[Website and app data records]
_ _ _ _ _ _ _

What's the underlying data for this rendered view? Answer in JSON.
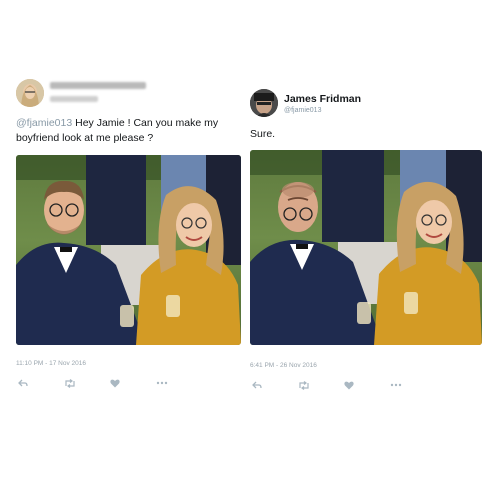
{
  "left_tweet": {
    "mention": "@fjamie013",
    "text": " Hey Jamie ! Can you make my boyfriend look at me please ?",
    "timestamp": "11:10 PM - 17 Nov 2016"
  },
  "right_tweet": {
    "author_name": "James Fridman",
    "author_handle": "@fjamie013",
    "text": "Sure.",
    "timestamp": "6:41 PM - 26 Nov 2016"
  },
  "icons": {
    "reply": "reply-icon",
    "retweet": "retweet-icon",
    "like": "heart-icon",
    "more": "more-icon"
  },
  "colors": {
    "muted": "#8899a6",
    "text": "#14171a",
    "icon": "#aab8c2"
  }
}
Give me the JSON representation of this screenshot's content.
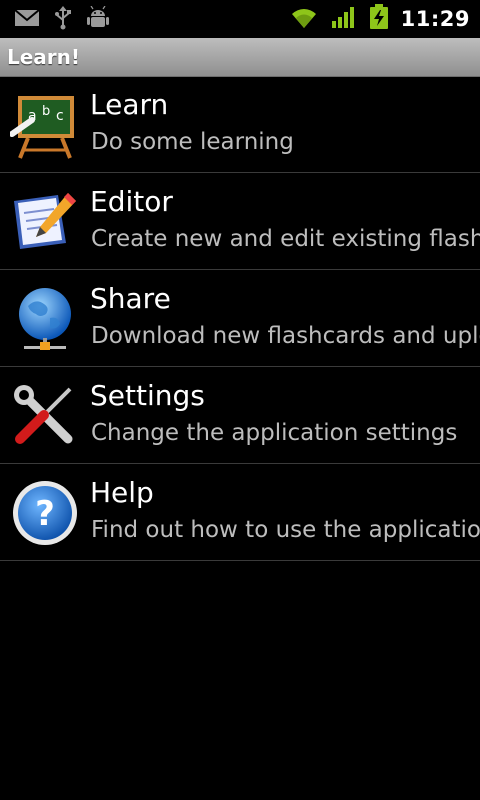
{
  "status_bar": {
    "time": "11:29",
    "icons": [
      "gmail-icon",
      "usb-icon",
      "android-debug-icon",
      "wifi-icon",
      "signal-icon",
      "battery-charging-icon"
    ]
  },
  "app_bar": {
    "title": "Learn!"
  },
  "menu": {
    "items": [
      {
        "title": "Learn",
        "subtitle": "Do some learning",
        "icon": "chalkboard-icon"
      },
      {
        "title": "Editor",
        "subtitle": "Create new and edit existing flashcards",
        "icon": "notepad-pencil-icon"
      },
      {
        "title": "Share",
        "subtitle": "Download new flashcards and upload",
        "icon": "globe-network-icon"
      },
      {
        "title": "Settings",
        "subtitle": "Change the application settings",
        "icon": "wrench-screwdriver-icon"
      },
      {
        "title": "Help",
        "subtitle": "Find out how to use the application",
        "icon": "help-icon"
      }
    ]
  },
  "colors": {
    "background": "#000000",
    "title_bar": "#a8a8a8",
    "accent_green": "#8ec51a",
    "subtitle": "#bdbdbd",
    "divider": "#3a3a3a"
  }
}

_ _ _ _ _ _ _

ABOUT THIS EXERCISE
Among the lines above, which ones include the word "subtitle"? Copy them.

FINAL ANSWER
        "subtitle": "Do some learning",
        "subtitle": "Create new and edit existing flashcards",
        "subtitle": "Download new flashcards and upload",
        "subtitle": "Change the application settings",
        "subtitle": "Find out how to use the application",
    "subtitle": "#bdbdbd",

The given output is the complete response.